Stored data:
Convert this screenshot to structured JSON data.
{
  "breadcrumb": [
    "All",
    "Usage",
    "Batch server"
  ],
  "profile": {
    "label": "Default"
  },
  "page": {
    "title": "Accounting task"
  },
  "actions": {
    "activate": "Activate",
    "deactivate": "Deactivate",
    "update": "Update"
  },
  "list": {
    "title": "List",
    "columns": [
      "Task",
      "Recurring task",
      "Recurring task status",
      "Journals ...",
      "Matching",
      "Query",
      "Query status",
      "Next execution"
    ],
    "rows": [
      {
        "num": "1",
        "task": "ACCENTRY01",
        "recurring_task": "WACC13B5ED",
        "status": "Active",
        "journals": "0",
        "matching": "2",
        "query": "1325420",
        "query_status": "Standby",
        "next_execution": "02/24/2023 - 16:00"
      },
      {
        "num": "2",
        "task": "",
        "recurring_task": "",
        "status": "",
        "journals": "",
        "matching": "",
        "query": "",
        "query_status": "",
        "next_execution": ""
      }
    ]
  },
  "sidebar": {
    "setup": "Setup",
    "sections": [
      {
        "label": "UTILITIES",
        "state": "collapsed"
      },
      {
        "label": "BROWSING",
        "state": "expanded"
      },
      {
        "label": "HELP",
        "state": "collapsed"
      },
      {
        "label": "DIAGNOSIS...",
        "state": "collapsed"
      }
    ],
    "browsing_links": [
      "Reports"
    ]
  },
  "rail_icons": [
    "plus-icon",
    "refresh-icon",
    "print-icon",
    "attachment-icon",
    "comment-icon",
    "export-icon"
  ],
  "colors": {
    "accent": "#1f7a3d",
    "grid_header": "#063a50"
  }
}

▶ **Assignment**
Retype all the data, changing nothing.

▶ **Task response**
Convert this screenshot to structured JSON data.
{
  "breadcrumb": [
    "All",
    "Usage",
    "Batch server"
  ],
  "profile": {
    "label": "Default"
  },
  "page": {
    "title": "Accounting task"
  },
  "actions": {
    "activate": "Activate",
    "deactivate": "Deactivate",
    "update": "Update"
  },
  "list": {
    "title": "List",
    "columns": [
      "Task",
      "Recurring task",
      "Recurring task status",
      "Journals ...",
      "Matching",
      "Query",
      "Query status",
      "Next execution"
    ],
    "rows": [
      {
        "num": "1",
        "task": "ACCENTRY01",
        "recurring_task": "WACC13B5ED",
        "status": "Active",
        "journals": "0",
        "matching": "2",
        "query": "1325420",
        "query_status": "Standby",
        "next_execution": "02/24/2023 - 16:00"
      },
      {
        "num": "2",
        "task": "",
        "recurring_task": "",
        "status": "",
        "journals": "",
        "matching": "",
        "query": "",
        "query_status": "",
        "next_execution": ""
      }
    ]
  },
  "sidebar": {
    "setup": "Setup",
    "sections": [
      {
        "label": "UTILITIES",
        "state": "collapsed"
      },
      {
        "label": "BROWSING",
        "state": "expanded"
      },
      {
        "label": "HELP",
        "state": "collapsed"
      },
      {
        "label": "DIAGNOSIS...",
        "state": "collapsed"
      }
    ],
    "browsing_links": [
      "Reports"
    ]
  },
  "rail_icons": [
    "plus-icon",
    "refresh-icon",
    "print-icon",
    "attachment-icon",
    "comment-icon",
    "export-icon"
  ],
  "colors": {
    "accent": "#1f7a3d",
    "grid_header": "#063a50"
  }
}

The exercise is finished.